In August 1994, I attended a homecoming in North Carolina to collect remembrances for the last chapter of my new book. I spent a weekend with 500 of my fellow former orphans and their families, reveling in the good memories we have of our childhoods at the Barium Springs Home for Children. With our group, the supposedly unbreakable cycles of poverty, abuse and neglect had clearly been broken.
That fall, I heard the president's wife remark glibly that any proposal to bring back orphanages was "unbelievable and absurd." Child-care professionals from across the country chimed in, trashing once again the way I and thousands of adult Americans grew up. Supposedly, we were all irreparably damaged by our orphanage experience.
Orphanage opponents like the first lady clearly had never been to a homecoming like mine. But can't they see that despite all the current talk about family values, some families value very little, especially the children in their midst? Have they considered that orphans in general may be much like my cohorts at the home and have not lived down to the dreadful images painted by orphanage critics?
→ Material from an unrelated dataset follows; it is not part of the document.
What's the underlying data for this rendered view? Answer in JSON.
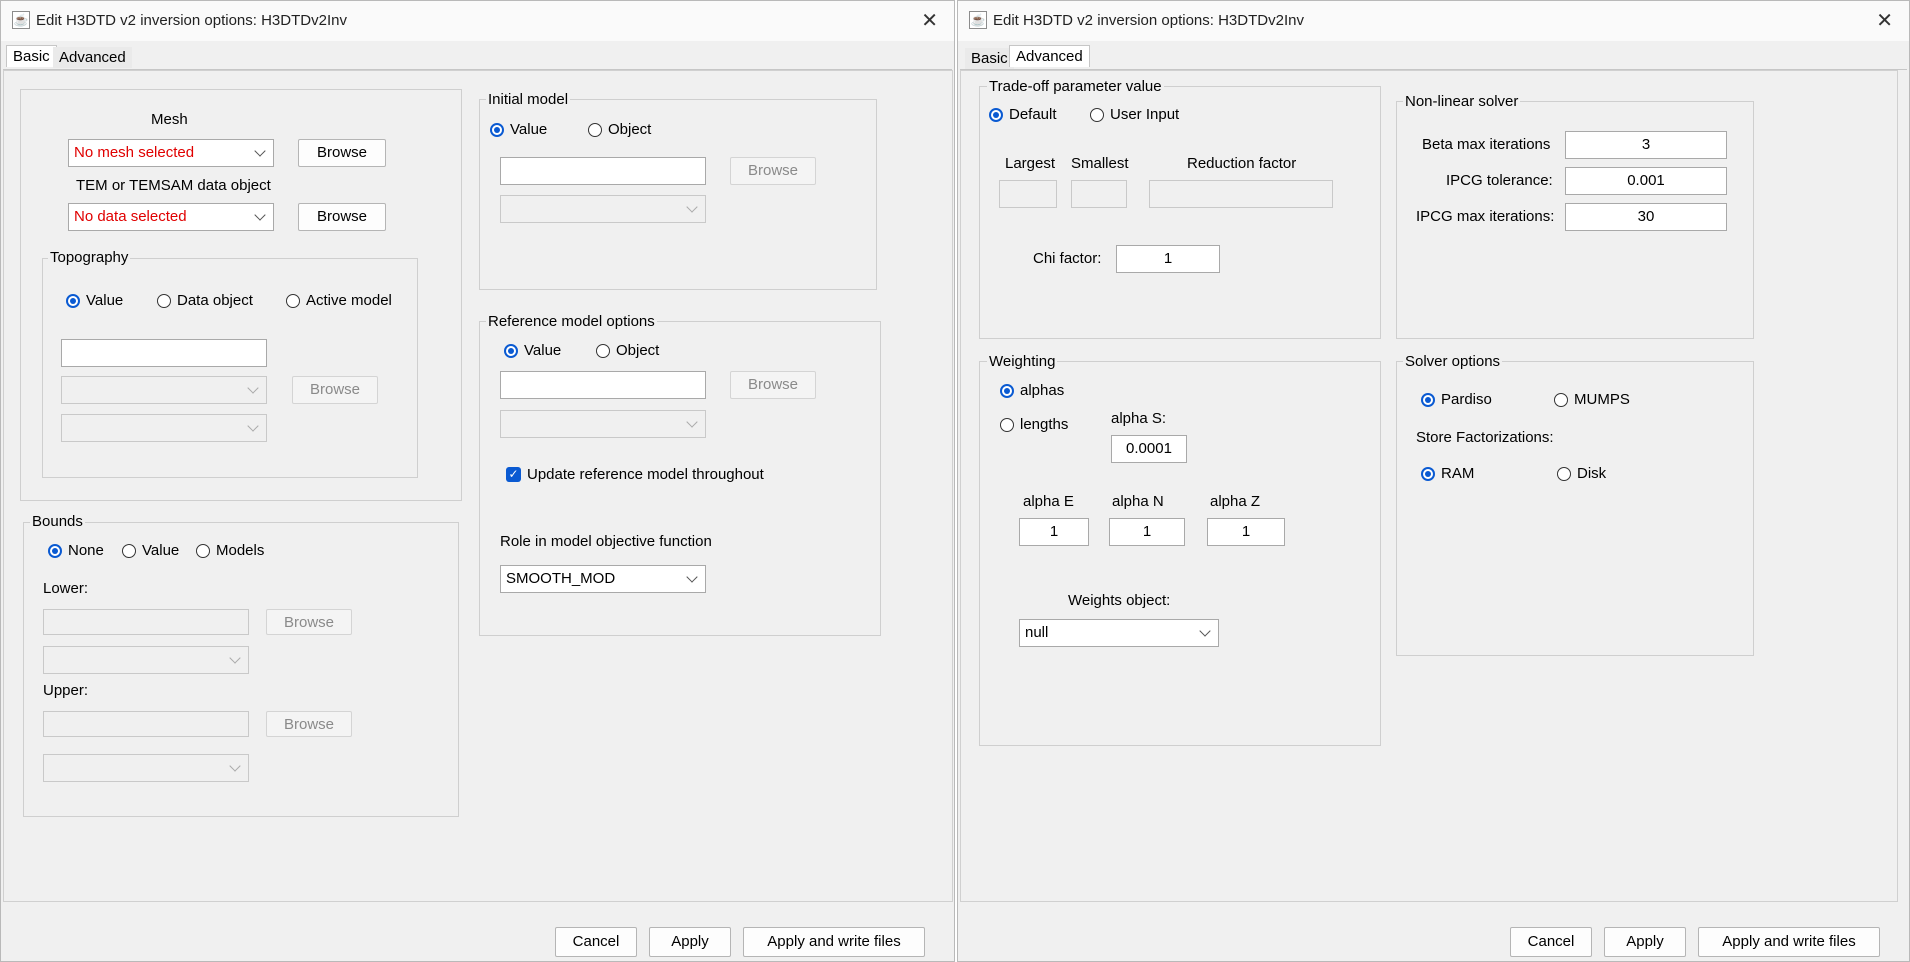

I redoubled my efforts to find out just how orphans have done, surveying the alumni of nine homes in the South and Midwest that had been supported by Methodists, Presbyterians, Baptists, Jews, Masons, Odd Fellows and private foundations. I now have responses from more than 1,600 white middle-aged and older orphanage alumni. Basically, I found that as a group, the orphans in my survey, who went to their homes at an average age of 8 and stayed an average of nine years, have outpaced their counterparts in the general population by significant margins on practically all measures, including education, income and attitude toward life.
The orphans' high school graduation rate is at least 10% higher than their counterparts. Their college graduation rate is 25% higher, and they have a higher percentage of advanced and professional degrees than do other white Americans in their age group.
Critics say that institutionalized care doomed orphans to repeat their parents' destitution. But the orphans' median income is from one-fifth to two-thirds higher (depending on age group) than their nonorphan counterparts.
Child-care professionals charge that orphanages emotionally damaged children, ensuring that they would lead lives filled with hostility. But 60% of those I surveyed said they were "very happy," while 29% of the Americans polled in 1994 by the National Opinion Research Center gave the same answer. Less than 5% of the orphans said they were "not too happy," while 12% of those in the national poll said they were "not too happy." (The rest of both groups said they were "pretty happy.") The percentage of orphans who have received care for mental or emotional problems is less than half the percentage for the general population, and few orphans who have had such problems blame their orphanage experiences.
Nearly one in five Americans is receiving or has received some form of public assistance, but less than 4% of the orphans have ever received welfare as adults. The orphans' poverty rate is less than half that of their counterparts and their unemployment rate is one-sixth the national rate. And few orphans have ever been jailed.
Indeed, most of the orphans had favorable overall assessments of their orphanages and prefer the way they grew up to foster care. Only 2% of the orphans had unfavorable assessments. And the cost of the orphans' care was low: at one home, less than $3,000 per child per year, in 1996 dollars.
Why are the findings so positive? The orphans typically can answer with a few well-chosen words: religious and moral values, responsibility, work ethic, appreciation for the second chance they were given.
Critics of my survey point to the potential upward biases in it, not the least of which is that I did not (and could not) take a random sample of all orphans. These critics ignore another, potentially larger downward bias that undermines their criticism: My survey is among a subgroup of Americans who by most measures should have done far worse than other Americans.
Clearly, some orphanages were "bad." All were imperfect and failed some of their charges in one way or another, but many did pretty well. People interested in improving the fate of the nation's disadvantaged children should revisit the orphanage option, not as a form of forced institutionalization for the children of loving and responsible but poor parents, but as a refuge for children who might otherwise be neglected, abused or mutilated by unloving and irresponsible biological or foster parents.